The Clinical Practice of Educational Therapy: A
Teaching Model, by Maxine Ficksman and Jane
Adelizzi, Ph.D. - There is a new textbook out for
those interested in learning more about the
educational therapy and how it can help struggling
Executive Function Training for Adults. Are you an adult with AD/HD or executive dysfunction? Trouble with organization, initiating tasks, time management, follow through, and memory? Contact Chris Sorgi of the Hallowell Center at 978.287.0810 x101 to see if individualized executive function training would be of help to you. Our team specializes in each aspect of executive function; we can create a plan that will make your life easier and more productive.
Staying Sharp: Brain Fitness for Active Seniors. Due to popular demand the Hallowell Center in Sudbury is offering private one-on-one brain fitness sessions for active seniors who want to stay sharp. Emphasis is on reducing anxiety, improving attention and concentration, and advancing memory and processing speed. Sessions are 1-2 hour sessions a week with light homework requirements. Include a friend or spouse in the session and be eligible for a group discount. Contact Rebecca Shafir M.A.CCC at 978 287 0810.
MAY 12 - Ned and Sue Hallowell will be on NBC's Today Show during the 8-9am segment. They will be talking about issues related to how to remain intimate in the age of distraction and their new book, Married to Distraction.
May 20, New York, NY - Childhood Roots of Adult Happiness - lecture hosted by babybites at the Faculty House at Columbia University. 5:00-10:00 - more information, contact Laura Deutch at firstname.lastname@example.org
May 18, June 1, June 15 - free ADHD support group with Dr. Hallowell at the Hallowell Center in Sudbury, MA Seats are limited, call 978-287-0810 to register.
June 5 (Boston) and ongoing throughout the country - iLs training seminars for educators and clinicians interested in learning how to use the iLs equipment. Non-professionals may also attend. There is a fee for this training. Go to this link for further details.
June 8 - Food For Thought - lecture with Dr. Georgia Ede on how to manage the symptoms of ADHD with nutrition (see main article). There is a $25 fee, which includes materials. Call 978-287-0810 x 117 to reserve a spot.
June 12 - One day seminar for couples with Ned and Sue Hallowell, at the Westin Hotel in Waltham, MA. This seminar is about providing tools and strategies that couples can use to make their relationship continue to improve long after the seminar is over. This is for all couples, not specifically couples in which one or the other member has ADHD. For more information, go to this link.
June 17 - CrazyBusy lecture, hosted by the Harvard Business School Club of NY. 6:30 pm registration, 7-8pm presentation followed by book signing. Open to the public. Visit hbscny.org for more details.

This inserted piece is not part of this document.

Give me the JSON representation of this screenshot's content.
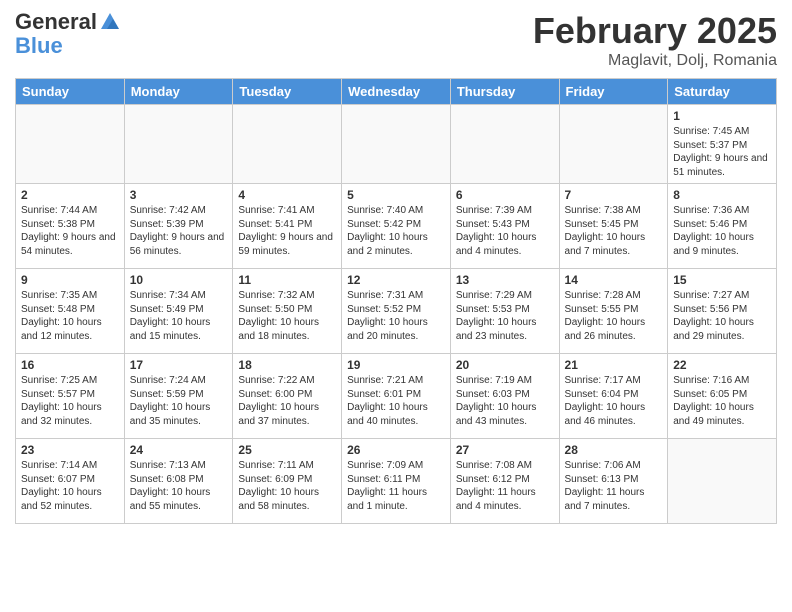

June 27 - July 11 - Married to Distraction interview with The People's Pharmacy will be available as a free podcast at www.peoplespharmacy.com

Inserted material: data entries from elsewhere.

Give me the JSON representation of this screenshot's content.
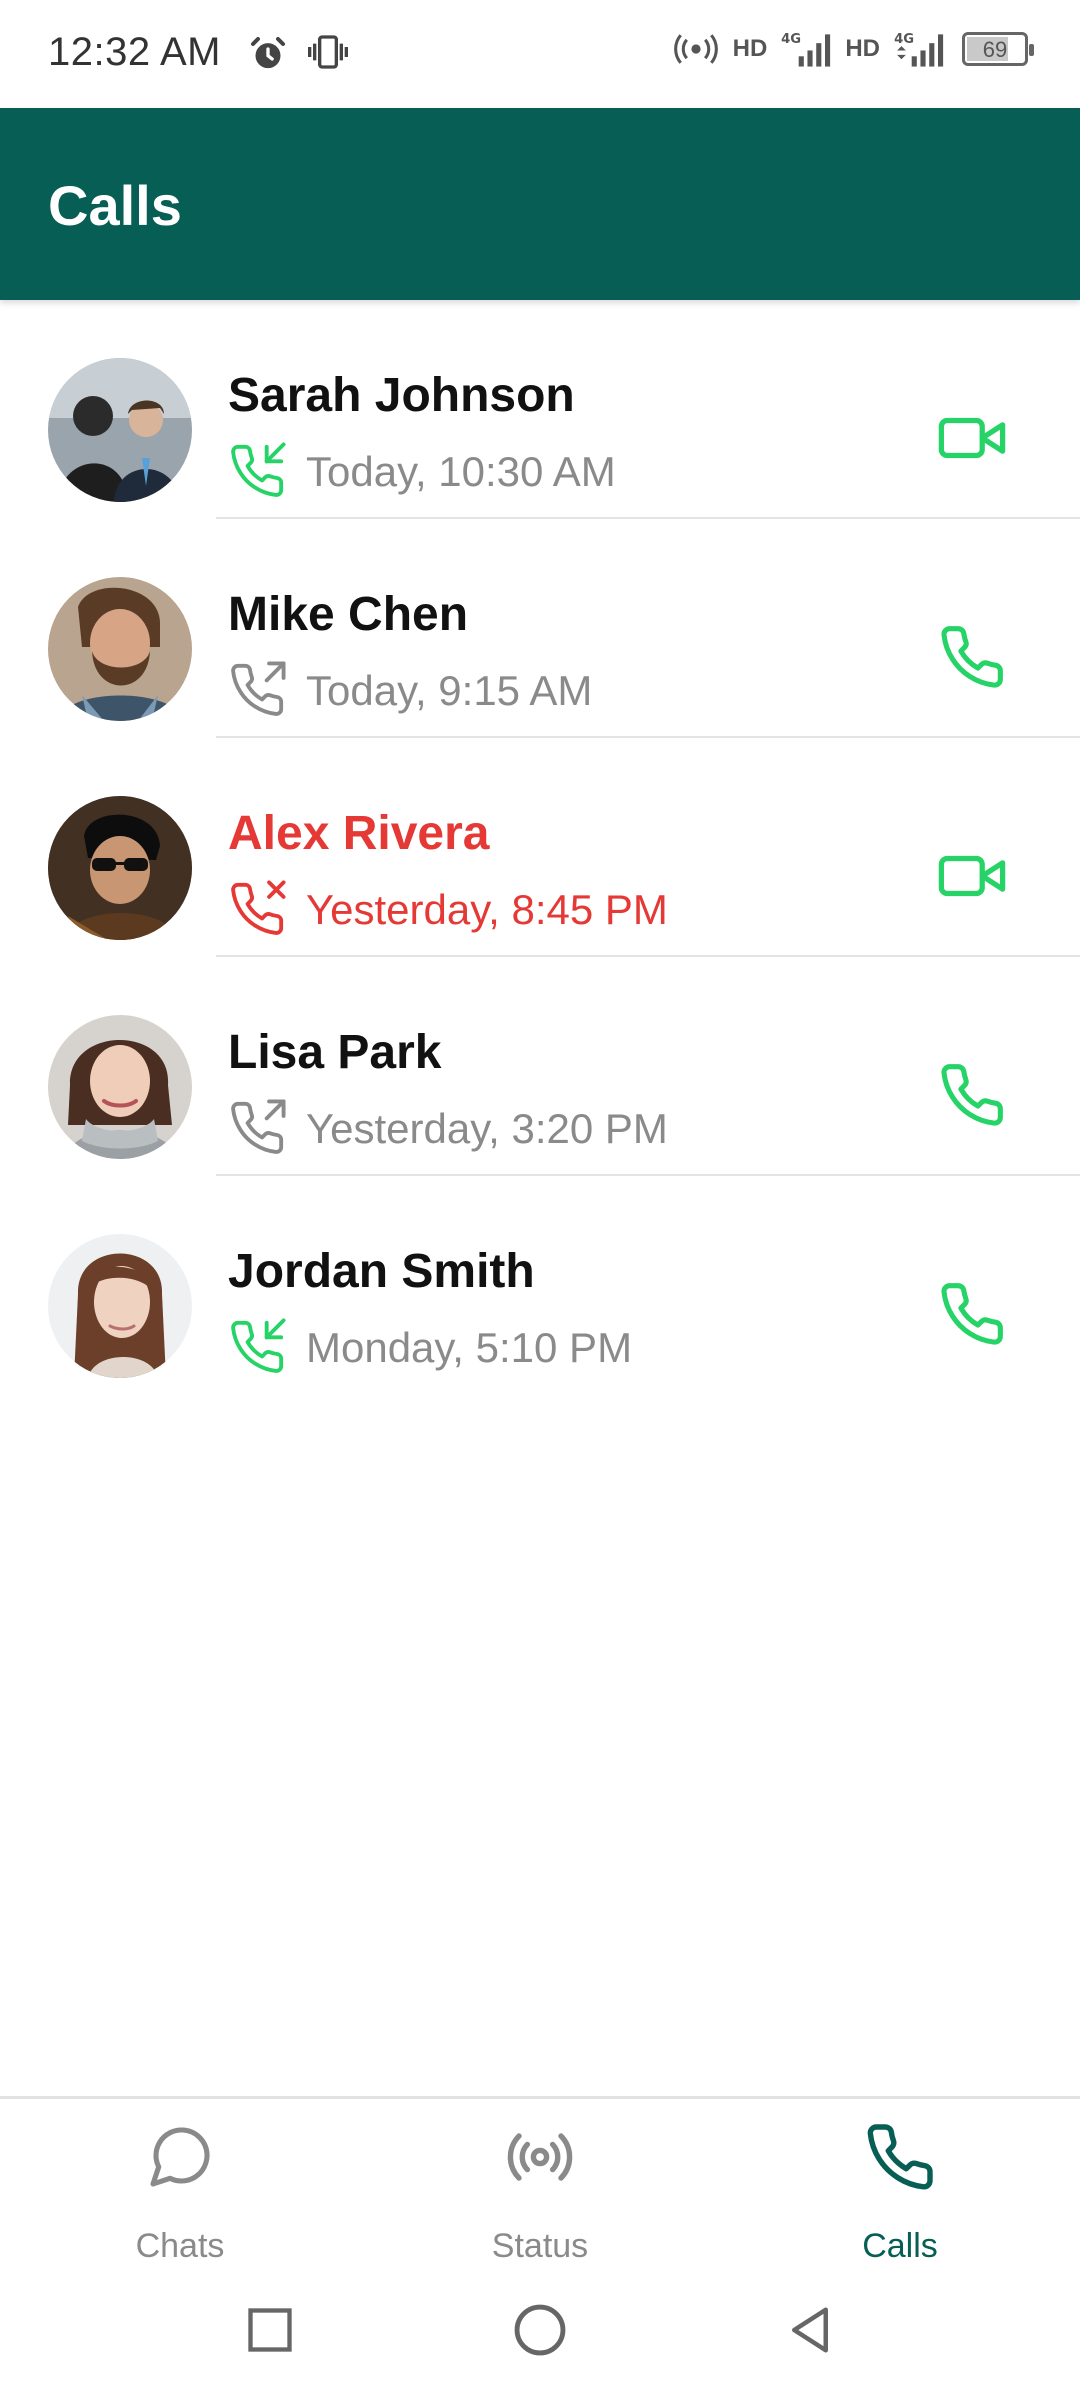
{
  "status_bar": {
    "time": "12:32 AM",
    "hd1": "HD",
    "hd2": "HD",
    "battery": "69",
    "battery_level": 0.69
  },
  "header": {
    "title": "Calls"
  },
  "colors": {
    "header": "#075E54",
    "accent_green": "#25D366",
    "missed_red": "#E53935",
    "secondary_text": "#8a8a8a"
  },
  "calls": [
    {
      "name": "Sarah Johnson",
      "time": "Today, 10:30 AM",
      "direction": "incoming",
      "type": "video",
      "missed": false
    },
    {
      "name": "Mike Chen",
      "time": "Today, 9:15 AM",
      "direction": "outgoing",
      "type": "voice",
      "missed": false
    },
    {
      "name": "Alex Rivera",
      "time": "Yesterday, 8:45 PM",
      "direction": "missed",
      "type": "video",
      "missed": true
    },
    {
      "name": "Lisa Park",
      "time": "Yesterday, 3:20 PM",
      "direction": "outgoing",
      "type": "voice",
      "missed": false
    },
    {
      "name": "Jordan Smith",
      "time": "Monday, 5:10 PM",
      "direction": "incoming",
      "type": "voice",
      "missed": false
    }
  ],
  "nav": {
    "chats": "Chats",
    "status": "Status",
    "calls": "Calls",
    "active": "calls"
  }
}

July 12-16 - Cape Cod, MA, Unwrapping the Gifts - A Strengths-Based Approach to ADHD Across the Life Span. Hosted by the Cape Cod Institute. Go to this link for details.
July 18-23 - Glen Arbor, MI, Hallowell ADHD Summer Enrichment Camp. Hosted by the Leelanau School. Have your family spend the week with Dr. Hallowell. Go to www.leelanau.org or call toll free 800-533-5262 for details.

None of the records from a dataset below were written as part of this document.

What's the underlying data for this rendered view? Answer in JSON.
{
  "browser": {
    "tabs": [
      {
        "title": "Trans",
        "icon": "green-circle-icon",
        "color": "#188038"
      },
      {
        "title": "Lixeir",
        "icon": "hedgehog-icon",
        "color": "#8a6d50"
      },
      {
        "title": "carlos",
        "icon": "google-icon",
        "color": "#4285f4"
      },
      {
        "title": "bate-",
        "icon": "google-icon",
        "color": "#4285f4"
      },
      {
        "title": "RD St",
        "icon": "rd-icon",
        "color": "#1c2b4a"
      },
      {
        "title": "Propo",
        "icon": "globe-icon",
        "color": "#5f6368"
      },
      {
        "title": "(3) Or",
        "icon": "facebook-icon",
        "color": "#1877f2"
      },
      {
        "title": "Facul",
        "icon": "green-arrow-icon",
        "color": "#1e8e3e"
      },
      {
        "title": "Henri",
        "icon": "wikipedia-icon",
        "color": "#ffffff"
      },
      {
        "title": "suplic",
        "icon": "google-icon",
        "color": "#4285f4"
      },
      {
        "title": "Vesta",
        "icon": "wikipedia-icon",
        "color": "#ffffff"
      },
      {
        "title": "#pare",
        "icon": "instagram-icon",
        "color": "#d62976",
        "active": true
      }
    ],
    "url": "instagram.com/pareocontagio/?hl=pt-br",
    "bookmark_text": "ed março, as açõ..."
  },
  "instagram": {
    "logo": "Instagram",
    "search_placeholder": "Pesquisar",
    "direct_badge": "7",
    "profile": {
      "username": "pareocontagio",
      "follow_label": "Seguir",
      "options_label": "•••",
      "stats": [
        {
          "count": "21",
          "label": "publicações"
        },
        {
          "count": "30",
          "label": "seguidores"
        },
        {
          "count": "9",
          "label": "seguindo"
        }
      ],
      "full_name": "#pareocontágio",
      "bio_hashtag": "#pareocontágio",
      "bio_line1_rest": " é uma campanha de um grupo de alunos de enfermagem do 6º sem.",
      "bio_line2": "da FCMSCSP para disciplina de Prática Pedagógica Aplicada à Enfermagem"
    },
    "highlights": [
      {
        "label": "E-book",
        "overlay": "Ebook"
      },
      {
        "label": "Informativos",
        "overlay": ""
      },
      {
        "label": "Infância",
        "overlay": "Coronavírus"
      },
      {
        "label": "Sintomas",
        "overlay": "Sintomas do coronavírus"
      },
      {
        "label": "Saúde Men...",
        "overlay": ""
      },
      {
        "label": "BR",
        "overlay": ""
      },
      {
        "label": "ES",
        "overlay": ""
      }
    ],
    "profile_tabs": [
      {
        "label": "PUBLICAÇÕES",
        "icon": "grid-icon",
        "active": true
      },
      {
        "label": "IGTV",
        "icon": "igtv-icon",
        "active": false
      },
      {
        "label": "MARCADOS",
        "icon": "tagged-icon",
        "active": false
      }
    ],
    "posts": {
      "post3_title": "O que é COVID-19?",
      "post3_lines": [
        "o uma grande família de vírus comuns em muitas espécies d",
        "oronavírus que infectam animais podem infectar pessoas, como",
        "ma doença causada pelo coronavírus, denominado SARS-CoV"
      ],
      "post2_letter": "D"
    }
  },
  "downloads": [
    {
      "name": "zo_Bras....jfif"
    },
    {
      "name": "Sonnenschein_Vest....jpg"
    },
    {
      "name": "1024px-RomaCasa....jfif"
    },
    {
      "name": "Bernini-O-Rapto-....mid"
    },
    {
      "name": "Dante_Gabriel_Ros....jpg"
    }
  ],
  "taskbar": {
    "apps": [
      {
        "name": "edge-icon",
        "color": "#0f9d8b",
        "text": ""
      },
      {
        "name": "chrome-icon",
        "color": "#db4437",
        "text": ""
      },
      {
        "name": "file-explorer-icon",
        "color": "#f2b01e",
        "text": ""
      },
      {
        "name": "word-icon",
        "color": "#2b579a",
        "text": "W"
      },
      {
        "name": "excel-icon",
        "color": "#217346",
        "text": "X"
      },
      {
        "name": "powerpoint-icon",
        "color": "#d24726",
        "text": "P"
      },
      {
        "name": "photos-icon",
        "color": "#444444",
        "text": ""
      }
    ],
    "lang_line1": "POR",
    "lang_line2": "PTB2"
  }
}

July 25-30 - Glen Arbor, MI, Hallowell Summer Enrichment Camp (Advanced) - for those making a return visit. Same contact information as above.